By Melissa Amster
I became a fan of Kristin Hannah's novels after reading "Firefly Lane." I quickly devoured a few more of her novels and couldn't get enough. My shelves are still filled with books of hers that I still need to read (between all the other reviews I'm doing). So when I received an opportunity from AuthorsOnTheWeb to read and review her latest, "Night Road," before it even hit the shelves, I was ecstatic! And this novel lived up to the hype surrounding its arrival in stores this spring.
Jude Farraday has her hands full as the mother of twin teenagers who are getting ready to go off to college. She doesn't count on their tight connection with Lexi, a girl with a dark history of parental neglect, to affect their behavior and decisions. However, in the course of one night, a tragic event leads to the unraveling of the lives of Jude and Lexi. They both struggle to find the strength to get back to who they used to be before things came undone for them.

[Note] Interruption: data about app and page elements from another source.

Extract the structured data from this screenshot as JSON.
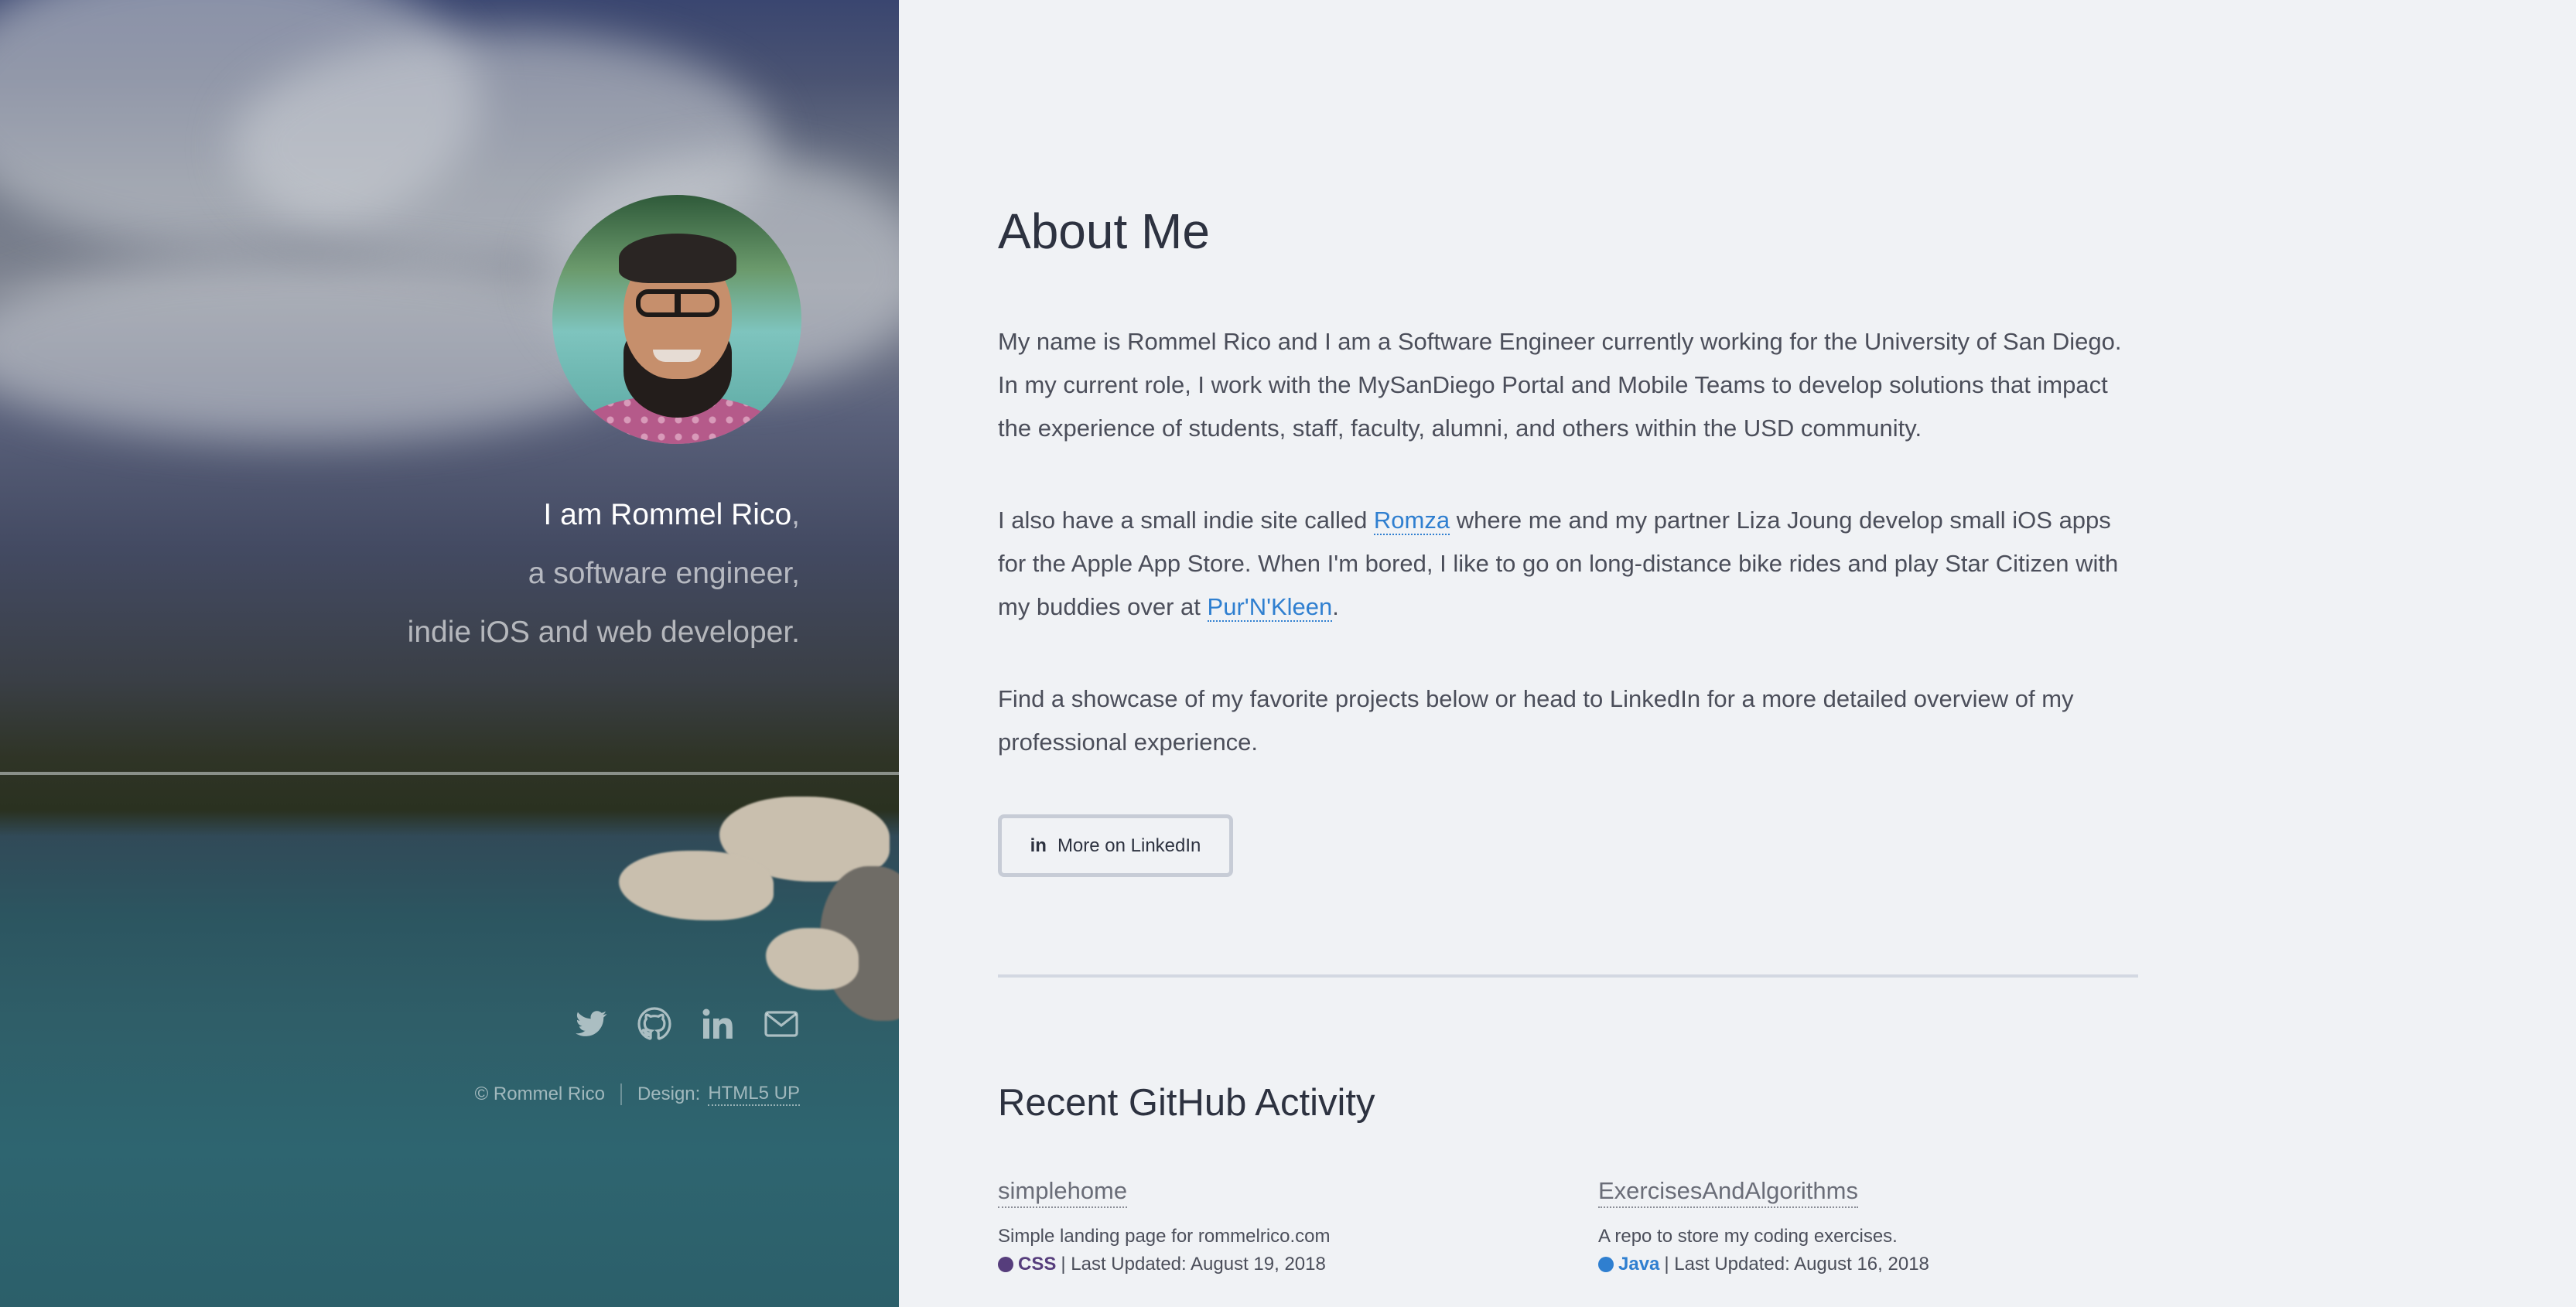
{
  "header": {
    "intro_name": "I am Rommel Rico",
    "intro_comma": ",",
    "intro_line2": "a software engineer,",
    "intro_line3": "indie iOS and web developer.",
    "social": [
      {
        "icon": "twitter-icon"
      },
      {
        "icon": "github-icon"
      },
      {
        "icon": "linkedin-icon"
      },
      {
        "icon": "email-icon"
      }
    ],
    "copyright": "© Rommel Rico",
    "design_label": "Design:",
    "design_link": "HTML5 UP"
  },
  "about": {
    "title": "About Me",
    "p1": "My name is Rommel Rico and I am a Software Engineer currently working for the University of San Diego. In my current role, I work with the MySanDiego Portal and Mobile Teams to develop solutions that impact the experience of students, staff, faculty, alumni, and others within the USD community.",
    "p2_a": "I also have a small indie site called ",
    "p2_link1": "Romza",
    "p2_b": " where me and my partner Liza Joung develop small iOS apps for the Apple App Store. When I'm bored, I like to go on long-distance bike rides and play Star Citizen with my buddies over at ",
    "p2_link2": "Pur'N'Kleen",
    "p2_c": ".",
    "p3": "Find a showcase of my favorite projects below or head to LinkedIn for a more detailed overview of my professional experience.",
    "linkedin_button_icon": "in",
    "linkedin_button": "More on LinkedIn"
  },
  "github": {
    "title": "Recent GitHub Activity",
    "repos": [
      {
        "name": "simplehome",
        "description": "Simple landing page for rommelrico.com",
        "language": "CSS",
        "language_color": "#563d7c",
        "updated": "| Last Updated: August 19, 2018"
      },
      {
        "name": "ExercisesAndAlgorithms",
        "description": "A repo to store my coding exercises.",
        "language": "Java",
        "language_color": "#2f7fd0",
        "updated": "| Last Updated: August 16, 2018"
      }
    ]
  },
  "colors": {
    "accent_link": "#2f7fd0",
    "css_lang": "#563d7c",
    "java_lang": "#2f7fd0"
  }
}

With "Night Road," Ms. Hannah has written a powerful and intense story that will stay with readers for a long time to come. It was challenging to read as a mother, but definitely worthwhile. It had elements of her own style, but gave off a Jodi Picoult feel that was also apparent in "True Colors." I found it impossible to put down, despite the difficult and heart-wrenching nature of the topic at hand. This is the second novel that has brought me to tears in the short time of a week (after reading "Skipping a Beat"). The characters really grabbed at me and I didn't know to whom I should be more sympathetic.
The only criticism I have is with some of the dialogue. It seemed a bit forced and sappy at times. I know the story was meant to be a tearjerker, but I felt like people were just saying things to pull at the heartstrings instead of sounding natural. It almost had a Hallmark appeal in that way. I even felt like the teenagers sounded more melodramatic than usual. Of course, I haven't spent much time around teenagers lately so maybe they do sound that way these days. (Parents of teenagers, if you read this novel and disagree, please clue me in.) This didn't keep me from liking the novel as much as I did, so it definitely was not a deal breaker.

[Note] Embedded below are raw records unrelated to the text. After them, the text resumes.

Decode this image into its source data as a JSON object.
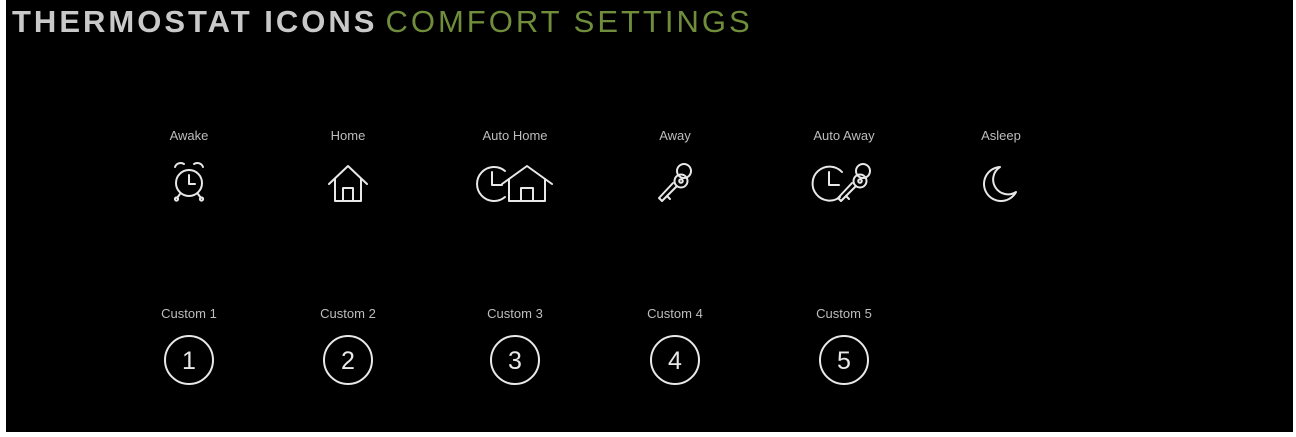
{
  "header": {
    "title_bold": "THERMOSTAT ICONS",
    "title_light": "COMFORT SETTINGS"
  },
  "colors": {
    "background": "#000000",
    "title_bold": "#c9c9c9",
    "title_light": "#6f8d3a",
    "label": "#bdbdbd",
    "icon_stroke": "#e8e8e8"
  },
  "settings": [
    {
      "label": "Awake",
      "icon": "alarm-clock-icon"
    },
    {
      "label": "Home",
      "icon": "house-icon"
    },
    {
      "label": "Auto Home",
      "icon": "clock-house-icon"
    },
    {
      "label": "Away",
      "icon": "key-icon"
    },
    {
      "label": "Auto Away",
      "icon": "clock-key-icon"
    },
    {
      "label": "Asleep",
      "icon": "moon-icon"
    }
  ],
  "custom": [
    {
      "label": "Custom 1",
      "number": "1"
    },
    {
      "label": "Custom 2",
      "number": "2"
    },
    {
      "label": "Custom 3",
      "number": "3"
    },
    {
      "label": "Custom 4",
      "number": "4"
    },
    {
      "label": "Custom 5",
      "number": "5"
    }
  ]
}
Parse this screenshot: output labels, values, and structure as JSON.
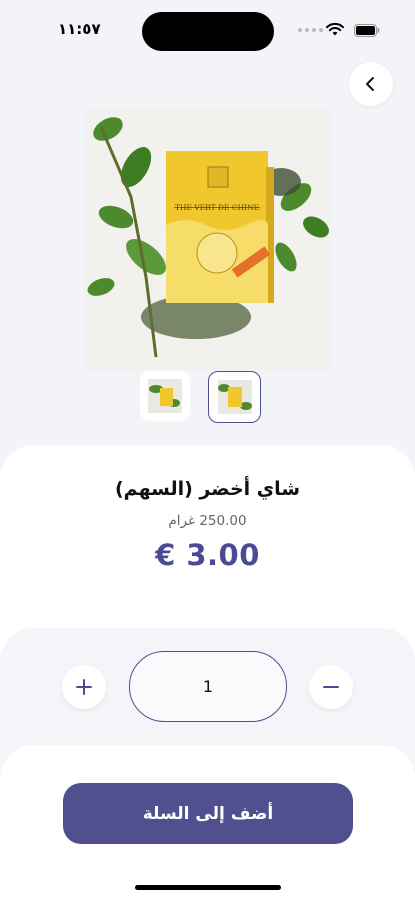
{
  "status_bar": {
    "time": "١١:٥٧"
  },
  "product": {
    "name": "شاي أخضر (السهم)",
    "weight": "250.00 غرام",
    "price": "€ 3.00",
    "package_text": "THE VERT DE CHINE"
  },
  "quantity": {
    "value": "1"
  },
  "actions": {
    "add_to_cart_label": "أضف إلى السلة"
  },
  "icons": {
    "back": "chevron-left-icon",
    "plus": "plus-icon",
    "minus": "minus-icon",
    "wifi": "wifi-icon",
    "battery": "battery-icon"
  },
  "colors": {
    "accent": "#51508f",
    "price": "#4b4b93",
    "background": "#f3f4f8",
    "card": "#ffffff"
  }
}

Overall, it was a very heartfelt and thought-provoking story that I can tell Ms. Hannah poured all her love and storytelling energy into. I look forward to reading more from her in the future and will definitely be recommending this one to my book club soon. (We read "Winter Garden" a while back and everyone was anticipating this one, as well.)
Special thanks go to Wiley Saichek from AuthorsOnTheWeb for this review copy.